SI unitW/m3
In SI base unitskg·m−1s−3
Derivations from
other quantities

Power density is the amount of power (time rate of energy transfer) per unit volume.[1]It is typically measured in watts per cubic meter (W/m³) and represents how much power is distributed within a given space. In various fields such as physics, engineering, and electronics, power density is used to evaluate the efficiency and performance of devices, systems, or materials by considering how much power they can handle or generate relative to their size or volume.[2]

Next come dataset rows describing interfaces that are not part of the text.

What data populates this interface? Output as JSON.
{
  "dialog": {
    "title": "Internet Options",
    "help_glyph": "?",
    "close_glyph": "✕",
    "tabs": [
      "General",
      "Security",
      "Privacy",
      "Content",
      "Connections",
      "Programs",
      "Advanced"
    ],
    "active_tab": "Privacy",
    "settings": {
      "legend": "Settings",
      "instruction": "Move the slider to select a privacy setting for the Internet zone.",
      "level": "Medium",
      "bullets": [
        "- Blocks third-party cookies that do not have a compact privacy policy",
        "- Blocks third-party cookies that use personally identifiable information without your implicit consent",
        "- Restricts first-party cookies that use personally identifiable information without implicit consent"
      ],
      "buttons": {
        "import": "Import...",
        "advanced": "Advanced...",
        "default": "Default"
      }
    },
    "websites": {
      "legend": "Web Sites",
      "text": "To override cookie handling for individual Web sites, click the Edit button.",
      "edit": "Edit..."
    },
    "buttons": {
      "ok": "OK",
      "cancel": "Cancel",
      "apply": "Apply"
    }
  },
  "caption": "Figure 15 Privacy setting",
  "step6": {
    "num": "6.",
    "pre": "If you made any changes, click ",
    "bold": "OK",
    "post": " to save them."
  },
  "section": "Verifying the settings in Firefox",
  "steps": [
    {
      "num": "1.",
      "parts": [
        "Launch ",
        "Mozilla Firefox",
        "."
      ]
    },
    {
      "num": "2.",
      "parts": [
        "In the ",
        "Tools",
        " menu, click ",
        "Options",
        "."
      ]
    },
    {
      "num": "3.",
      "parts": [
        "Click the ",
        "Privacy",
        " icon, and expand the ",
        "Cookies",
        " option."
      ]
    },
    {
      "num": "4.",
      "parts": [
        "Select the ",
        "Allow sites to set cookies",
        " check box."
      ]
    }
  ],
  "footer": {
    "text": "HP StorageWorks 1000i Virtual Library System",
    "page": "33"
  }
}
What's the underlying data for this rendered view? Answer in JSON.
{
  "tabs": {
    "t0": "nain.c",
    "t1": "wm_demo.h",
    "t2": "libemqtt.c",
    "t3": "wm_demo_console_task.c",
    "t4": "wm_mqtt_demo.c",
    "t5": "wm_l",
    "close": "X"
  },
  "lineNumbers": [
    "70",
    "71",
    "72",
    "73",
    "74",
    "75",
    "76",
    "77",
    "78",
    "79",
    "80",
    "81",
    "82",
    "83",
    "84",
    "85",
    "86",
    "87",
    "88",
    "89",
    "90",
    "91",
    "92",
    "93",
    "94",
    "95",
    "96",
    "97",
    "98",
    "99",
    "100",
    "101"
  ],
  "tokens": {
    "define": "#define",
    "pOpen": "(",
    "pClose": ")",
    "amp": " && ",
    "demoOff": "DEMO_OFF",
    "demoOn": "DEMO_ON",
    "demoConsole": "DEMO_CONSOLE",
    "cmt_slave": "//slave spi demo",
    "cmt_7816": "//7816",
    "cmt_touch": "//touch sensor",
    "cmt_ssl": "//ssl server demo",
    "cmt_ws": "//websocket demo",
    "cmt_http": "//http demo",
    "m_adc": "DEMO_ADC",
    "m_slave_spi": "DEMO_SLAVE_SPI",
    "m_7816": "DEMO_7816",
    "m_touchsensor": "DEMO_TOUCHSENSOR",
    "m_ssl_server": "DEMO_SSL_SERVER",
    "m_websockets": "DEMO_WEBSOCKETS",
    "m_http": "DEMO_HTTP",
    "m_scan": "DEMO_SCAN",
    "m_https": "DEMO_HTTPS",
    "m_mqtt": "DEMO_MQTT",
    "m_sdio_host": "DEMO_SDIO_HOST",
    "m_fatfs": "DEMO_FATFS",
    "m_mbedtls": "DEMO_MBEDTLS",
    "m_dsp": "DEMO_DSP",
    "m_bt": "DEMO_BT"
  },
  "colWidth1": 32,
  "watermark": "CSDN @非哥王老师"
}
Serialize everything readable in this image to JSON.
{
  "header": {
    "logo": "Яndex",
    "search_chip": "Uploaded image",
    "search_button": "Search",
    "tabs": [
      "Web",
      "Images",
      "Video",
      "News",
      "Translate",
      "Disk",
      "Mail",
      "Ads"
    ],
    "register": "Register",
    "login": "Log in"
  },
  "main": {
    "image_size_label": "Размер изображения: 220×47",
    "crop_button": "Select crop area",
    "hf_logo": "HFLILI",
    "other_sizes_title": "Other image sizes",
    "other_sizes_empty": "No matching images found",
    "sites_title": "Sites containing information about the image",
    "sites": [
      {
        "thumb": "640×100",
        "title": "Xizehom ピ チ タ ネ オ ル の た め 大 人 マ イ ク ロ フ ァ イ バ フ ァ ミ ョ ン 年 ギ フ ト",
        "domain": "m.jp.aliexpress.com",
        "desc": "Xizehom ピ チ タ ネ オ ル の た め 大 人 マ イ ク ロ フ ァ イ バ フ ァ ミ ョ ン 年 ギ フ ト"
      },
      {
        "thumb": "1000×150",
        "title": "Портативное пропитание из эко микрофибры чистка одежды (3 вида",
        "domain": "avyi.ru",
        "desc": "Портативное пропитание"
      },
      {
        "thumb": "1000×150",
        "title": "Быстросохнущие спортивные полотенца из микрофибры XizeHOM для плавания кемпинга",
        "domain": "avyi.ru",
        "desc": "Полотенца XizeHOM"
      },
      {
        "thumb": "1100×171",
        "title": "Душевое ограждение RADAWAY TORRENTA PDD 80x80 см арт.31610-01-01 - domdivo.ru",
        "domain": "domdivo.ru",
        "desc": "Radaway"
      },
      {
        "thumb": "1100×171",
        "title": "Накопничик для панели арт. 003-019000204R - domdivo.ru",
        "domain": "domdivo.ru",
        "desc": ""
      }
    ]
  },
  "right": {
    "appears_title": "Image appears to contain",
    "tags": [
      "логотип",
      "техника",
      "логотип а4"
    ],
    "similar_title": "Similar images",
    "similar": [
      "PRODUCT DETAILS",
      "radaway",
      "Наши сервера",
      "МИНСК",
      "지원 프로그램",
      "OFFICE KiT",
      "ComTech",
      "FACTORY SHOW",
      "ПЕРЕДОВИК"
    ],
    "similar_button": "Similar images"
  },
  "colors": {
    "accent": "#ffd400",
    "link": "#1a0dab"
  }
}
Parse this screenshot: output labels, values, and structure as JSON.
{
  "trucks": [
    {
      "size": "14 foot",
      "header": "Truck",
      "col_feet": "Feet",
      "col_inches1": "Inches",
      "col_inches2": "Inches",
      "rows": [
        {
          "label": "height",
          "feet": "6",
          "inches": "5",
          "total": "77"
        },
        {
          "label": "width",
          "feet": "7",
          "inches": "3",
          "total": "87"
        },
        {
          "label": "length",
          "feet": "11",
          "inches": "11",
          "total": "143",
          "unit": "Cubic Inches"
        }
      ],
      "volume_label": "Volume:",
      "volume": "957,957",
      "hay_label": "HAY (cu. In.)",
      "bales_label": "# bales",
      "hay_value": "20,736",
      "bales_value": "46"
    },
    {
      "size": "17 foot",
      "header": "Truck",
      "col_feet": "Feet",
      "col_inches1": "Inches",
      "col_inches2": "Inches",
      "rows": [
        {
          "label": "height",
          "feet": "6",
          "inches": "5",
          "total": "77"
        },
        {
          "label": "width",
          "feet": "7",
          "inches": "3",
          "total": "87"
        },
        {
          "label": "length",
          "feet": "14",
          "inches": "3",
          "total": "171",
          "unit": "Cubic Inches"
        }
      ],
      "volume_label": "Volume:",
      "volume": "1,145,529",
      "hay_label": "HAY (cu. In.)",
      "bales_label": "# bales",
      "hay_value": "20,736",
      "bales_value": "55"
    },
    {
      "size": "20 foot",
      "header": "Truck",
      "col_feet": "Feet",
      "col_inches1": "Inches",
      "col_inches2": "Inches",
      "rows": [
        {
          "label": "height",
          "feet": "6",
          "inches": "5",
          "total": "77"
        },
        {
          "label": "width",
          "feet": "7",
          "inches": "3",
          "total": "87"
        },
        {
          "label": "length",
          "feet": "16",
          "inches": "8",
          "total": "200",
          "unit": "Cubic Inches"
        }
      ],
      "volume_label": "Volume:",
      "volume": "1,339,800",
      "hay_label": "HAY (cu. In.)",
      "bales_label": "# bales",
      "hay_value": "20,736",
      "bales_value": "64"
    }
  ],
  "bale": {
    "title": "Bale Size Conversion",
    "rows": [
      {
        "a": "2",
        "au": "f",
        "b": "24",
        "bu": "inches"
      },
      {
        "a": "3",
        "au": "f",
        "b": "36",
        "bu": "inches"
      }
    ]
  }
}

In energy transformers including batteries, fuel cells, motors, power supply units, etc., power density refers to a volume, where it is often called volume power density, expressed as W/m3.

In reciprocating internal combustion engines, power density (power per swept volume or brake horsepower per cubic centimeter) is an important metric, based on the internal capacity of the engine, not its external size.


Storage material Energy type Specific power (W/kg) Power density (W/m3)
Hydrogen (in star) Stellar fusion 0.00184 276.5
Plutonium Alpha decay 1.94 38,360
Supercapacitors Capacitance up to 15000 Variable
Lithium-ion Chemical ~250–350 ~700

See also[edit]


  1. ^ Jelley, N. A. (Nicholas Alfred), 1946-. A dictionary of energy science. Oxford. ISBN 978-0-19-182627-6. OCLC 970401289.{{cite book}}: CS1 maint: multiple names: authors list (link) CS1 maint: numeric names: authors list (link)
  2. ^ "Power density - Energy Education". energyeducation.ca. Retrieved 2024-01-25.